‘Ireland will have to speak more loudly to ensure its voice and the common law tradition are heard’
The Attorney General, speaking as part of the Ireland for Law series of events in North America this month drew parallels between the British, Irish and American legal systems in a scholarly address delivered at his old alma mater, the University of Michigan.

In it he said that, “with the departure of the United Kingdom from the European Union we are now the only substantive common law jurisdiction left”.

Acknowledging that there are common law elements to Malta and Cyprus he said they were much smaller countries and that they are not primarily English-speaking countries, and ‘that means that there is less of a common law anglosphere voice in the European Union and Ireland is going to have to speak more loudly to ensure that its voice and the common law tradition are heard and respected’.

The lecture at an alma mater of his reflects on the relationship between Ireland, the US and Europe, entitled ‘Closer to Michigan or Madrid? Reflections on Ireland’s Unique Geopolitical Position’, a title that borrows from former Minister Mary Harney’s oft-quoted observation that Ireland could be considered closer to Boston than Berlin in many respects.
Attorney General Rossa Fanning speaking at the University of Michigan this month on the topic 'Closer to Michigan or Madrid? Reflections on Ireland's Unique Geopolitical Position'.
Attorney General Rossa Fanning speaking at the University of Michigan this month on the topic 'Closer to Michigan or Madrid? Reflections on Ireland's Unique Geopolitical Position'.

In his Weiser Center for Europe and Eurasia Lecture at the University of Michigan’s LSA International Institute, Fanning gave his insights on the triangular relationship between Ireland, the US and Europe, and the role played by the US legal system in influencing its young, developing Irish counterpart, especially in the early decades after independence and the ‘clear pattern of influence and fruitful engagement’ between the US and Irish Courts.

Fanning said the Warren Court era in the United States had influence on the Irish courts of the time. ‘In the 1960s onwards in both the United States and in Ireland there were strong activist courts and that led to a lot of social change. The Warren Court ordered the desegregation of schools...invalidated prohibitions on interracial marriages...and beyond the area of civil rights, the Warren Court enhanced the freedom of expression for journalists, to free speech in the context of defamation law and upheld rights of privacy to allow access to contraception...’ In Ireland around the same time the Irish Supreme Court led by Cearbhall ? D?laigh ‘developed a doctrine of unenumerated rights which started to afford constitutional protection to an expansive and open-ended list of Rights not expressly identified in the Irish Constitution as such and this sort of parallel liberal trajectory from the Irish Supreme Court and the U.S Supreme Court at around the same time occurred in different societies and for somewhat different reasons but there is absolutely no doubt that the Irish case was influenced by the American case.’
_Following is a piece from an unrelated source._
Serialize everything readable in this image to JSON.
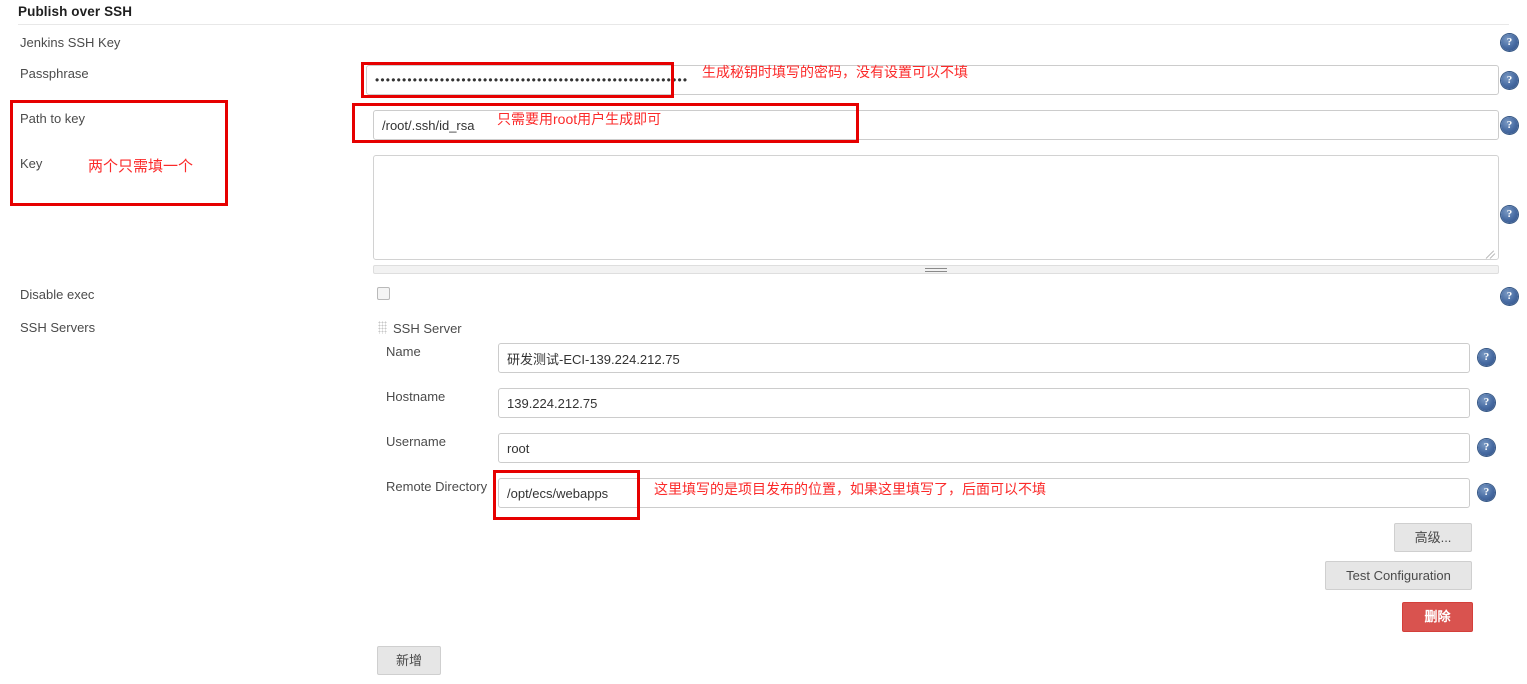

However, the question as to whether Ireland’s legal and political system is more influenced by the US or British traditions has been superseded by Ireland’s membership of the EU, said Fanning. ‘I think more often now the question for Ireland isn’t the question that it was in the 1960s which is “Should we follow Washington or should we follow London? The question now is do we follow the Anglosphere view of the world or do we follow the Continental European view of the world.’

Reflecting on the parallels between the US, British and Irish common law legal systems he observed that there are some areas where there are greater similarities between the Irish and British systems, for example in having a parliamentary system, as distinct from a presidential executive system, where the head of state is an executive, rather than a largely ceremonial figurehead, the tradition applying in the Irish Constitution and the UK. On the other hand, the existence of writtten Constitutions in Ireland and the United States results in fundamental similarities between the Irish and American systems.

As to the embedded common elements between the Irish and British systems, the AG, himself a law professor and barrister, cited several landmark Irish cases, in one of which he cited an Irish Supreme Court judgment (Irish Employers Mutual Insurance Association) in which Judge Kingsman Moore observed ‘the admitted reproduction in the Irish constitution of many of the features of the British constitution is more properly attributable partially to a genuine appreciation of the inherent excellence of those features’.

Now, Britain’s departure from the EU ironically underlines the 50 year passage of legal history since both countries signed up to Europe.
The AG underscored those continuing commonalities in his description of the relationalips between modern Irish law and EU law, but, asked to give his opinion on the depth and degree of future EU convergence he suggested that the cycle might be effectively paused for the foreseeable future.

‘I think ultimately there’s a nuanced relationship between Ireland and the United States on the one hand and the European Union on the other hand with whom we have increased economic political and legal integration as a necessary function of our shared membership of the European Union. So the answer is it’s a bit of both depending on which side of bed you get out of or what topic you’re discussing as to whether Ireland can be seen as closer to Michigan than Madrid’.

The Attorney General's full address can be viewed here.
This article appeared in the September 2023 edition.